▸ **Assignment**:
The entries below are to be repeated exactly, with the pictures left out.

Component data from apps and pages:
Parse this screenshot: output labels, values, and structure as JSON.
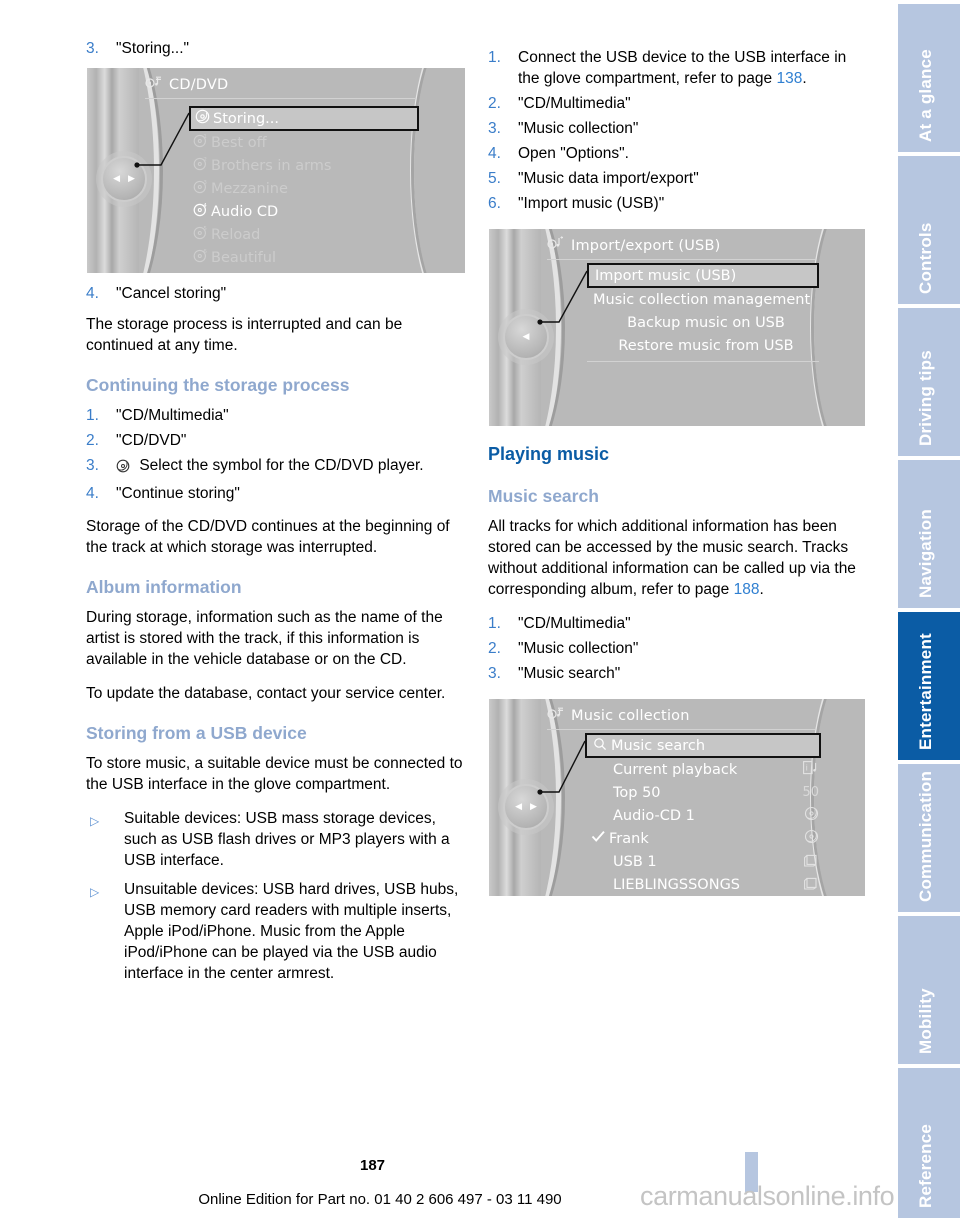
{
  "page": {
    "number": "187",
    "online_edition": "Online Edition for Part no. 01 40 2 606 497 - 03 11 490",
    "watermark": "carmanualsonline.info"
  },
  "sidebar": {
    "tabs": [
      {
        "label": "At a glance",
        "active": false
      },
      {
        "label": "Controls",
        "active": false
      },
      {
        "label": "Driving tips",
        "active": false
      },
      {
        "label": "Navigation",
        "active": false
      },
      {
        "label": "Entertainment",
        "active": true
      },
      {
        "label": "Communication",
        "active": false
      },
      {
        "label": "Mobility",
        "active": false
      },
      {
        "label": "Reference",
        "active": false
      }
    ],
    "colors": {
      "inactive": "#b6c6e0",
      "active": "#0b5ca5",
      "label": "#ffffff"
    }
  },
  "colors": {
    "step_number": "#3a7dc9",
    "subheading": "#8fa8ce",
    "heading": "#0b5ca5",
    "page_reference": "#2f7fd1"
  },
  "left_column": {
    "step_storing": {
      "num": "3.",
      "text": "\"Storing...\""
    },
    "screen_cd_dvd": {
      "title": "CD/DVD",
      "title_icon": "multimedia-icon",
      "rows": [
        {
          "icon": "cd-icon",
          "label": "Storing...",
          "state": "selected"
        },
        {
          "icon": "cd1-icon",
          "label": "Best off",
          "state": "dim"
        },
        {
          "icon": "cd2-icon",
          "label": "Brothers in arms",
          "state": "dim"
        },
        {
          "icon": "cd3-icon",
          "label": "Mezzanine",
          "state": "dim"
        },
        {
          "icon": "cd4-icon",
          "label": "Audio CD",
          "state": "bright"
        },
        {
          "icon": "cd5-icon",
          "label": "Reload",
          "state": "dim"
        },
        {
          "icon": "cd6-icon",
          "label": "Beautiful",
          "state": "dim"
        }
      ]
    },
    "step_cancel": {
      "num": "4.",
      "text": "\"Cancel storing\""
    },
    "para_interrupted": "The storage process is interrupted and can be continued at any time.",
    "heading_continuing": "Continuing the storage process",
    "steps_continuing": [
      {
        "num": "1.",
        "text": "\"CD/Multimedia\""
      },
      {
        "num": "2.",
        "text": "\"CD/DVD\""
      },
      {
        "num": "3.",
        "text": "Select the symbol for the CD/DVD player.",
        "icon": "cd-icon"
      },
      {
        "num": "4.",
        "text": "\"Continue storing\""
      }
    ],
    "para_storage_continues": "Storage of the CD/DVD continues at the beginning of the track at which storage was interrupted.",
    "heading_album_info": "Album information",
    "para_album_1": "During storage, information such as the name of the artist is stored with the track, if this information is available in the vehicle database or on the CD.",
    "para_album_2": "To update the database, contact your service center.",
    "heading_storing_usb": "Storing from a USB device",
    "para_usb_intro": "To store music, a suitable device must be connected to the USB interface in the glove compartment.",
    "bullets_usb": [
      "Suitable devices: USB mass storage devices, such as USB flash drives or MP3 players with a USB interface.",
      "Unsuitable devices: USB hard drives, USB hubs, USB memory card readers with multiple inserts, Apple iPod/iPhone. Music from the Apple iPod/iPhone can be played via the USB audio interface in the center armrest."
    ]
  },
  "right_column": {
    "steps_usb_import": [
      {
        "num": "1.",
        "text_before": "Connect the USB device to the USB interface in the glove compartment, refer to page ",
        "page_ref": "138",
        "text_after": "."
      },
      {
        "num": "2.",
        "text": "\"CD/Multimedia\""
      },
      {
        "num": "3.",
        "text": "\"Music collection\""
      },
      {
        "num": "4.",
        "text": "Open \"Options\"."
      },
      {
        "num": "5.",
        "text": "\"Music data import/export\""
      },
      {
        "num": "6.",
        "text": "\"Import music (USB)\""
      }
    ],
    "screen_import_export": {
      "title": "Import/export (USB)",
      "title_icon": "import-export-icon",
      "rows": [
        {
          "label": "Import music (USB)",
          "state": "selected"
        },
        {
          "label": "Music collection management",
          "state": "bright"
        },
        {
          "label": "Backup music on USB",
          "state": "bright"
        },
        {
          "label": "Restore music from USB",
          "state": "bright"
        }
      ]
    },
    "heading_playing_music": "Playing music",
    "heading_music_search": "Music search",
    "para_music_search_before": "All tracks for which additional information has been stored can be accessed by the music search. Tracks without additional information can be called up via the corresponding album, refer to page ",
    "para_music_search_ref": "188",
    "para_music_search_after": ".",
    "steps_music_search": [
      {
        "num": "1.",
        "text": "\"CD/Multimedia\""
      },
      {
        "num": "2.",
        "text": "\"Music collection\""
      },
      {
        "num": "3.",
        "text": "\"Music search\""
      }
    ],
    "screen_music_collection": {
      "title": "Music collection",
      "title_icon": "multimedia-icon",
      "rows": [
        {
          "icon": "search-icon",
          "label": "Music search",
          "right": "",
          "state": "selected"
        },
        {
          "icon": "",
          "label": "Current playback",
          "right": "info-note-icon",
          "state": "bright"
        },
        {
          "icon": "",
          "label": "Top 50",
          "right": "50",
          "state": "bright"
        },
        {
          "icon": "",
          "label": "Audio-CD 1",
          "right": "cd-icon",
          "state": "bright"
        },
        {
          "icon": "check-icon",
          "label": "Frank",
          "right": "cd-icon",
          "state": "bright"
        },
        {
          "icon": "",
          "label": "USB 1",
          "right": "folder-icon",
          "state": "bright"
        },
        {
          "icon": "",
          "label": "LIEBLINGSSONGS",
          "right": "folder-icon",
          "state": "bright"
        }
      ]
    }
  }
}
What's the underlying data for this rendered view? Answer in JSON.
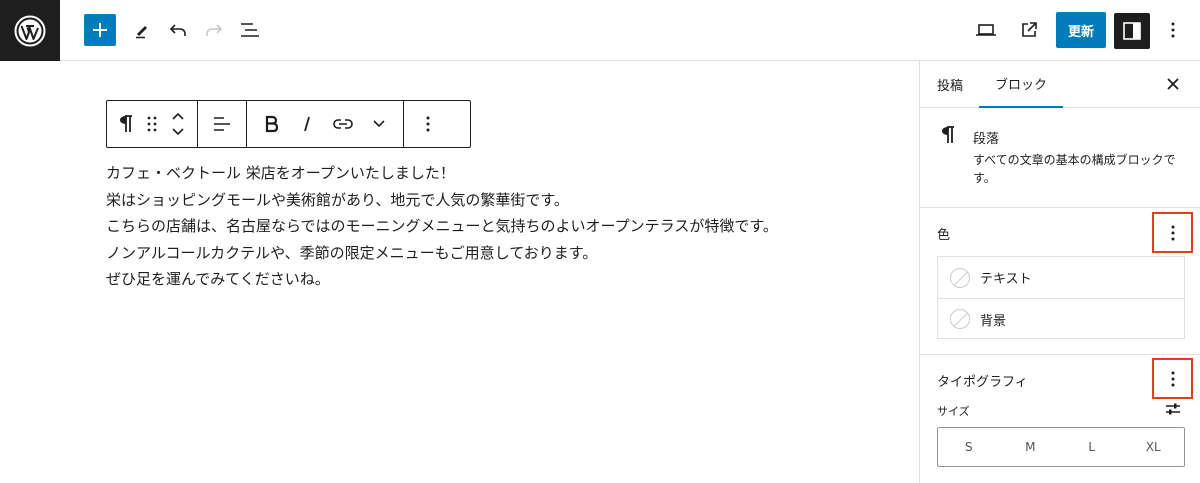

▸ **Result for this exercise**:
Parse this screenshot: output labels, values, and structure as JSON.
{
  "page": {
    "number": "187",
    "online_edition": "Online Edition for Part no. 01 40 2 606 497 - 03 11 490",
    "watermark": "carmanualsonline.info"
  },
  "sidebar": {
    "tabs": [
      {
        "label": "At a glance",
        "active": false
      },
      {
        "label": "Controls",
        "active": false
      },
      {
        "label": "Driving tips",
        "active": false
      },
      {
        "label": "Navigation",
        "active": false
      },
      {
        "label": "Entertainment",
        "active": true
      },
      {
        "label": "Communication",
        "active": false
      },
      {
        "label": "Mobility",
        "active": false
      },
      {
        "label": "Reference",
        "active": false
      }
    ],
    "colors": {
      "inactive": "#b6c6e0",
      "active": "#0b5ca5",
      "label": "#ffffff"
    }
  },
  "colors": {
    "step_number": "#3a7dc9",
    "subheading": "#8fa8ce",
    "heading": "#0b5ca5",
    "page_reference": "#2f7fd1"
  },
  "left_column": {
    "step_storing": {
      "num": "3.",
      "text": "\"Storing...\""
    },
    "screen_cd_dvd": {
      "title": "CD/DVD",
      "title_icon": "multimedia-icon",
      "rows": [
        {
          "icon": "cd-icon",
          "label": "Storing...",
          "state": "selected"
        },
        {
          "icon": "cd1-icon",
          "label": "Best off",
          "state": "dim"
        },
        {
          "icon": "cd2-icon",
          "label": "Brothers in arms",
          "state": "dim"
        },
        {
          "icon": "cd3-icon",
          "label": "Mezzanine",
          "state": "dim"
        },
        {
          "icon": "cd4-icon",
          "label": "Audio CD",
          "state": "bright"
        },
        {
          "icon": "cd5-icon",
          "label": "Reload",
          "state": "dim"
        },
        {
          "icon": "cd6-icon",
          "label": "Beautiful",
          "state": "dim"
        }
      ]
    },
    "step_cancel": {
      "num": "4.",
      "text": "\"Cancel storing\""
    },
    "para_interrupted": "The storage process is interrupted and can be continued at any time.",
    "heading_continuing": "Continuing the storage process",
    "steps_continuing": [
      {
        "num": "1.",
        "text": "\"CD/Multimedia\""
      },
      {
        "num": "2.",
        "text": "\"CD/DVD\""
      },
      {
        "num": "3.",
        "text": "Select the symbol for the CD/DVD player.",
        "icon": "cd-icon"
      },
      {
        "num": "4.",
        "text": "\"Continue storing\""
      }
    ],
    "para_storage_continues": "Storage of the CD/DVD continues at the beginning of the track at which storage was interrupted.",
    "heading_album_info": "Album information",
    "para_album_1": "During storage, information such as the name of the artist is stored with the track, if this information is available in the vehicle database or on the CD.",
    "para_album_2": "To update the database, contact your service center.",
    "heading_storing_usb": "Storing from a USB device",
    "para_usb_intro": "To store music, a suitable device must be connected to the USB interface in the glove compartment.",
    "bullets_usb": [
      "Suitable devices: USB mass storage devices, such as USB flash drives or MP3 players with a USB interface.",
      "Unsuitable devices: USB hard drives, USB hubs, USB memory card readers with multiple inserts, Apple iPod/iPhone. Music from the Apple iPod/iPhone can be played via the USB audio interface in the center armrest."
    ]
  },
  "right_column": {
    "steps_usb_import": [
      {
        "num": "1.",
        "text_before": "Connect the USB device to the USB interface in the glove compartment, refer to page ",
        "page_ref": "138",
        "text_after": "."
      },
      {
        "num": "2.",
        "text": "\"CD/Multimedia\""
      },
      {
        "num": "3.",
        "text": "\"Music collection\""
      },
      {
        "num": "4.",
        "text": "Open \"Options\"."
      },
      {
        "num": "5.",
        "text": "\"Music data import/export\""
      },
      {
        "num": "6.",
        "text": "\"Import music (USB)\""
      }
    ],
    "screen_import_export": {
      "title": "Import/export (USB)",
      "title_icon": "import-export-icon",
      "rows": [
        {
          "label": "Import music (USB)",
          "state": "selected"
        },
        {
          "label": "Music collection management",
          "state": "bright"
        },
        {
          "label": "Backup music on USB",
          "state": "bright"
        },
        {
          "label": "Restore music from USB",
          "state": "bright"
        }
      ]
    },
    "heading_playing_music": "Playing music",
    "heading_music_search": "Music search",
    "para_music_search_before": "All tracks for which additional information has been stored can be accessed by the music search. Tracks without additional information can be called up via the corresponding album, refer to page ",
    "para_music_search_ref": "188",
    "para_music_search_after": ".",
    "steps_music_search": [
      {
        "num": "1.",
        "text": "\"CD/Multimedia\""
      },
      {
        "num": "2.",
        "text": "\"Music collection\""
      },
      {
        "num": "3.",
        "text": "\"Music search\""
      }
    ],
    "screen_music_collection": {
      "title": "Music collection",
      "title_icon": "multimedia-icon",
      "rows": [
        {
          "icon": "search-icon",
          "label": "Music search",
          "right": "",
          "state": "selected"
        },
        {
          "icon": "",
          "label": "Current playback",
          "right": "info-note-icon",
          "state": "bright"
        },
        {
          "icon": "",
          "label": "Top 50",
          "right": "50",
          "state": "bright"
        },
        {
          "icon": "",
          "label": "Audio-CD 1",
          "right": "cd-icon",
          "state": "bright"
        },
        {
          "icon": "check-icon",
          "label": "Frank",
          "right": "cd-icon",
          "state": "bright"
        },
        {
          "icon": "",
          "label": "USB 1",
          "right": "folder-icon",
          "state": "bright"
        },
        {
          "icon": "",
          "label": "LIEBLINGSSONGS",
          "right": "folder-icon",
          "state": "bright"
        }
      ]
    }
  }
}
What's the underlying data for this rendered view? Answer in JSON.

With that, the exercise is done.